Search Loci: Convergence:
[The universe] cannot be read until we have learnt the language and become familiar with the characters in which it is written. It is written in mathematical language, and the letters are triangles, circles and other geometrical figures, without which means it is humanly impossible to comprehend a single word.
Opere Il Saggiatore, p. 171.
This is the title page of the 1779 edition of the works of Isaac Newton (1642-1727) known at that time. Note that this work, edited by Samuel Horsley, is a much shorter book than the recent eight volume collection of Newton's mathematical papers, edited by Derek Whiteside.
This is the beginning of Newton's first letter to Leibniz (the Epistola prior), sent through Henry Oldenburg on June 13, 1676. This letter (from vol. 1, p. 285) contains some of Newton's work on the calculus, including his first statement of the binomial theorem.
This page (vol. 2, p. 359) is from Newton's Principia Mathematica. It is the discussion of Proposition 29, Problem 6 from Book 2, Section 6 of that work.
This diagram, Table IV from volume 4, shows how refraction of light is the cause of the rainbow.

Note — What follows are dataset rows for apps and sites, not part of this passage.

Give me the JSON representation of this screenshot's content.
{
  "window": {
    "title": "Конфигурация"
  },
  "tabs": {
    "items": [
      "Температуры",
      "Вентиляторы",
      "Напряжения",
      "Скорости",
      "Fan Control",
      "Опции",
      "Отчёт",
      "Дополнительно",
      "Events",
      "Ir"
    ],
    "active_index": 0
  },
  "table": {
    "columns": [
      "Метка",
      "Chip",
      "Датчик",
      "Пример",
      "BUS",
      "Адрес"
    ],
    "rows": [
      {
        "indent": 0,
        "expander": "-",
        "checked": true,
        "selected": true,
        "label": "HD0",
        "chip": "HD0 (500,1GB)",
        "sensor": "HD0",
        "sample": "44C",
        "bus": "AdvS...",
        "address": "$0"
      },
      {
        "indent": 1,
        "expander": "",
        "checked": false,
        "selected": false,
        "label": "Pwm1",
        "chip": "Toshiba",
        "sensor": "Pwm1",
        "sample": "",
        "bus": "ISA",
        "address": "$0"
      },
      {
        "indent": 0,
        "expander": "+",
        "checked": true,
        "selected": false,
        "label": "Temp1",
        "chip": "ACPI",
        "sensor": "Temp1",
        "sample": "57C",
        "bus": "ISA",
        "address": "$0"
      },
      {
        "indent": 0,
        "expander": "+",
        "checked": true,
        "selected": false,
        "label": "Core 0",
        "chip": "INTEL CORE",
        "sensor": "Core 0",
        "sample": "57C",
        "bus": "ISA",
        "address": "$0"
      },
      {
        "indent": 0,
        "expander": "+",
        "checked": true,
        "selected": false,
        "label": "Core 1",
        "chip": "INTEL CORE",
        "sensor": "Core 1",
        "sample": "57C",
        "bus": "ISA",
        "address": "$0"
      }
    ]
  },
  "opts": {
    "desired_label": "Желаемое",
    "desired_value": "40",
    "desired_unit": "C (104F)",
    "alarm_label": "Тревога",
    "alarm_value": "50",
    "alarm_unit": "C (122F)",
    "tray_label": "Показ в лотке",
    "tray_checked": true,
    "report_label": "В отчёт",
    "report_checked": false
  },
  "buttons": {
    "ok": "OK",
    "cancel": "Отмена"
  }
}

This page, from vol. 3, p. 420, illustrates refraction of light through triangular prisms.